- Collins Field Guide to the Reptiles and Amphibians of Britain and Europe, Nick Arnold, 2002, Harper Collins, London.
- Life in Cold Blood, David Attenborough, 2007, BBC Books, London
- The New Encyclopedia of Reptiles and Amphibians, Tim Halliday and Kraig Adler, 2002, Oxford University Press
Snakes have never been native to Ireland. While they are common on the continent of Europe and a small number of species are native to the neighbouring island of Britain, no remains have been found in Ireland. There are Irish specimens of snakes in the museum collections however. All are the same species – the Grass Snake (Natrix natrix), which was a common pet in the twentieth century. Our earliest record of an Irish snake was the offer of a specimen for sale in 1892, but a letter in our archives shows that the snake was destroyed due to a 'nervous sister'.

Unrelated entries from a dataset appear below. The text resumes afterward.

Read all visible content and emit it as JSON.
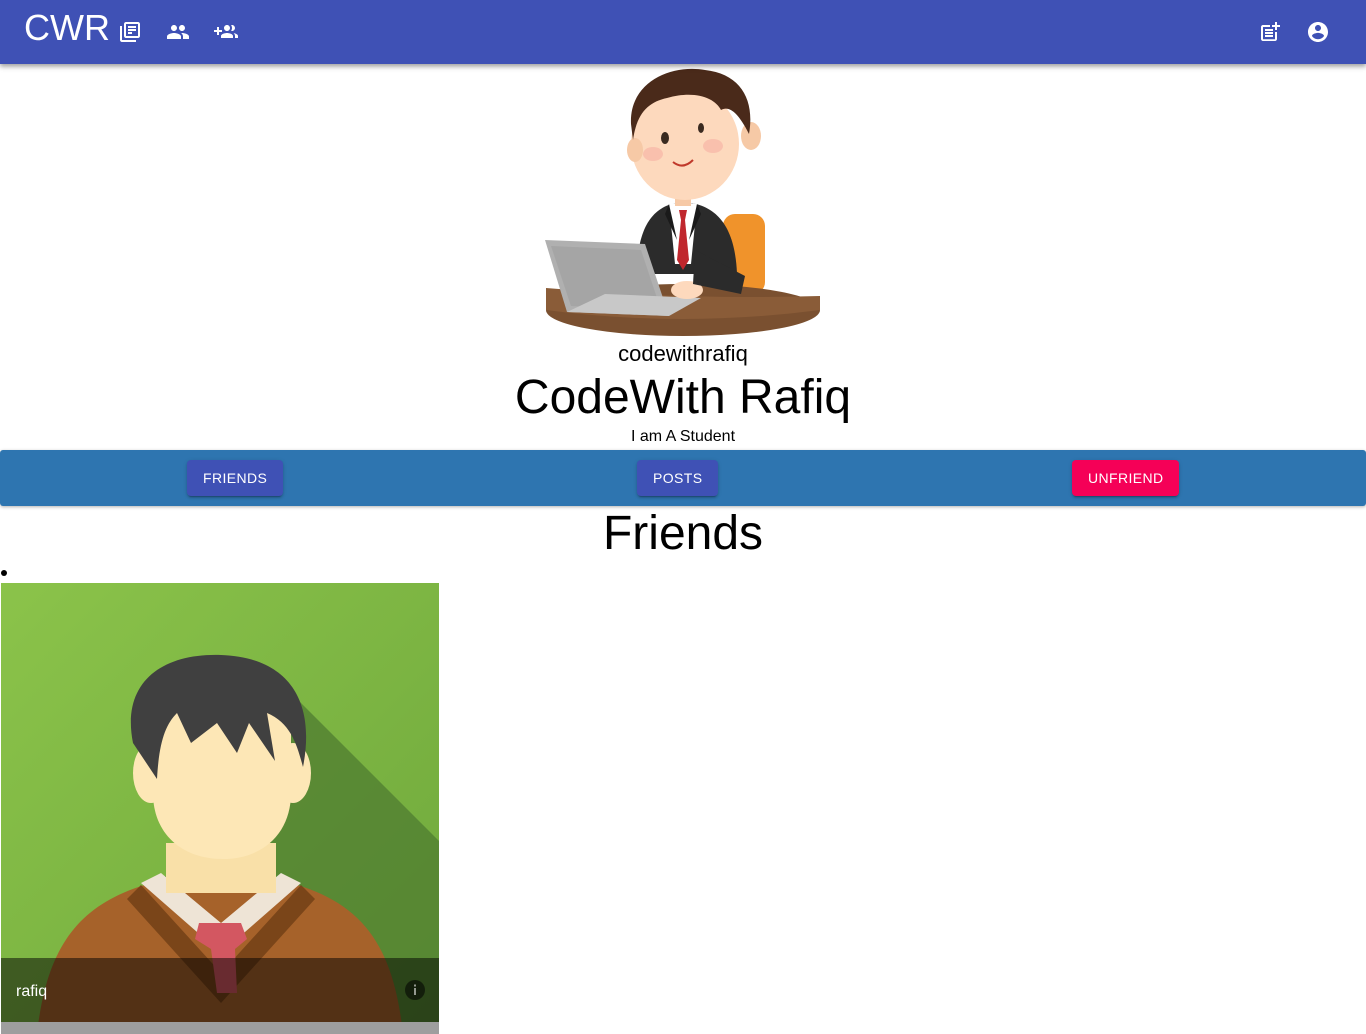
{
  "appbar": {
    "brand": "CWR",
    "color": "#3f51b5",
    "nav_icons": [
      "collections-icon",
      "people-icon",
      "group-add-icon"
    ],
    "right_icons": [
      "post-add-icon",
      "account-circle-icon"
    ]
  },
  "profile": {
    "avatar": "businessman-at-laptop-illustration",
    "username": "codewithrafiq",
    "full_name": "CodeWith Rafiq",
    "bio": "I am A Student"
  },
  "actions": {
    "strip_color": "#2e75b0",
    "friends_label": "FRIENDS",
    "posts_label": "POSTS",
    "unfriend_label": "UNFRIEND",
    "primary_color": "#3f51b5",
    "secondary_color": "#f50057"
  },
  "friends_section": {
    "title": "Friends",
    "items": [
      {
        "name": "rafiq",
        "avatar": "male-avatar-green-background",
        "info_icon": "info-icon"
      }
    ]
  }
}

In 1898 a specimen did make it into the collections. It was found dead on Ranelagh Row in Dublin. Further specimens were found in Greystones (1900), Sandymount (1925), Rathgar (1930), and Ballymahon (1933). In the modern pet trade there are snakes of a great many species in Irish collections. Some have escaped but to date there are no known examples of them surviving to breed in the wild.